Looking forward, projected growth and demographic shifts in the older population seem likely to increase the number of multigenerational households and the share of people living in those households. The U.S. Census Bureau’s most recent population projections estimate that by 2035, about 79 million Americans will be age 65 or older, an increase of more than 30 million people in just two decades. This growth is due to the fact that the baby boom generation is getting older and because with increases in longevity more people will live well into their 80s, 90s, and beyond. In fact, the Census Bureau projects the number of “oldest old” adults aged 85 and over to double over the next two decades.
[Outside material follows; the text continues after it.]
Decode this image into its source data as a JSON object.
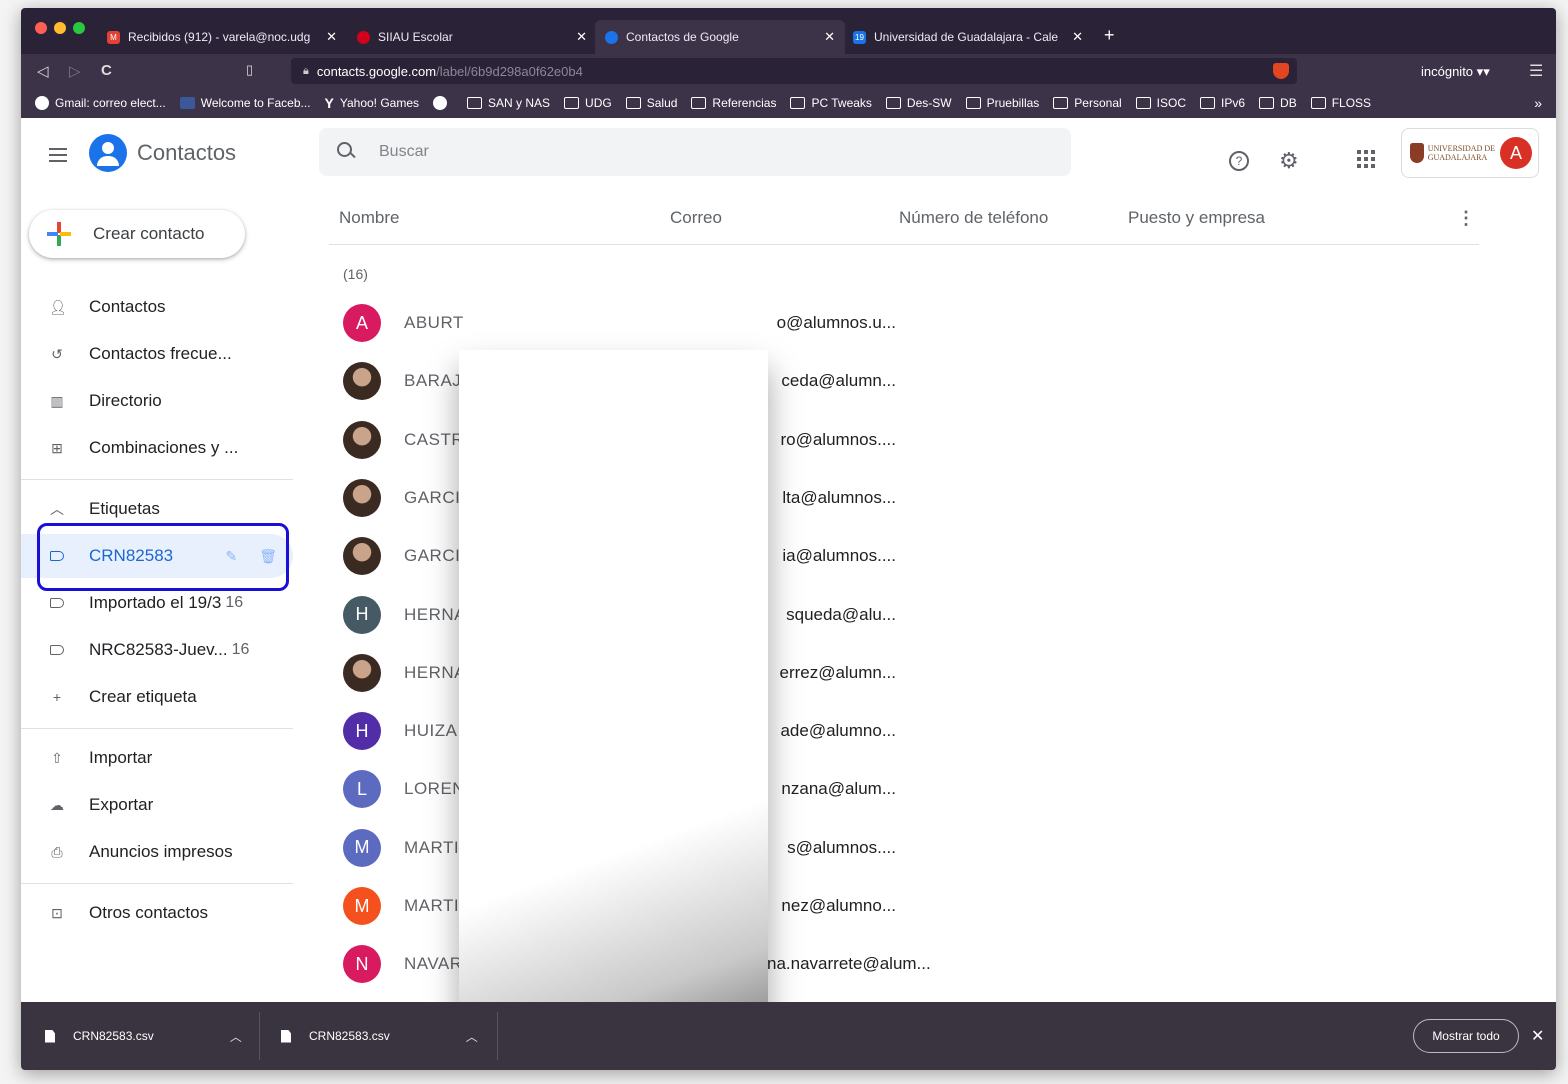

The racial and ethnic composition of the older population will also shift markedly over the next several decades. The non-Hispanic white share of the 65-and-over population is projected to drop nearly ten percentage points to 69 percent by 2035, while the black, Hispanic, and Asian shares will rise, respectively, by 20 percent, 67 percent, and 39 percent (Figure 3). Census Bureau projections estimate that the foreign-born share of the 65 and over population will also continue to increase, growing from 13 percent in 2015 to 19 percent in 2035. Though the direction of future residential preferences among the older population is uncertain, the sheer magnitude of growth in the older population and the fact that much of the growth will be among the very old, people of color, and the foreign born suggests there will be substantial growth in multigenerational households in the coming years.
Impacts on Housing and Services
As this growth occurs, it will be important to consider how new and existing housing stock might be designed or modified to best meet the needs of multigenerational households. Universal design features including single-floor living, zero-step entrances, and hallways and doorways wide enough to accommodate wheelchairs, walkers, or strollers can make homes more accessible for older adults with mobility limitations as well as for their young grandchildren. Flexible layouts that can change as family needs evolve, as well as the addition of semi-private spaces for each generation (such as in-law suites with separate entrances, multiple master bedrooms or kitchens, and accessory dwelling units), can also help make the housing stock better suited for multigenerational households.
While multigenerational living works well for many households, it is important to note that it is not necessarily a desirable option for every family. Rather, multigenerational living may be a financial necessity rather than an attractive housing option not only for families with lower incomes but also for moderate-income families living in higher-cost areas. Further, sharing a home with multiple generations can be challenging, particularly if the house is small, has inadequate amenities, or there are unclear or unrealistic expectations about responsibilities for both finances and personal care. Finally, informal help from family members may not be an adequate replacement for professional care, particularly for aging adults with serious health conditions. Providing families with guidance about how to live successfully in multigenerational settings, and, perhaps, with financial assistance to make home upgrades and modifications, will therefore be critical if multigenerational living is going to be an appealing, comfortable option for families of all means. While designing and carrying out such policies and programs will be challenging, such efforts have the potential to provide a more appealing and cost-effective housing option for older Americans and their families.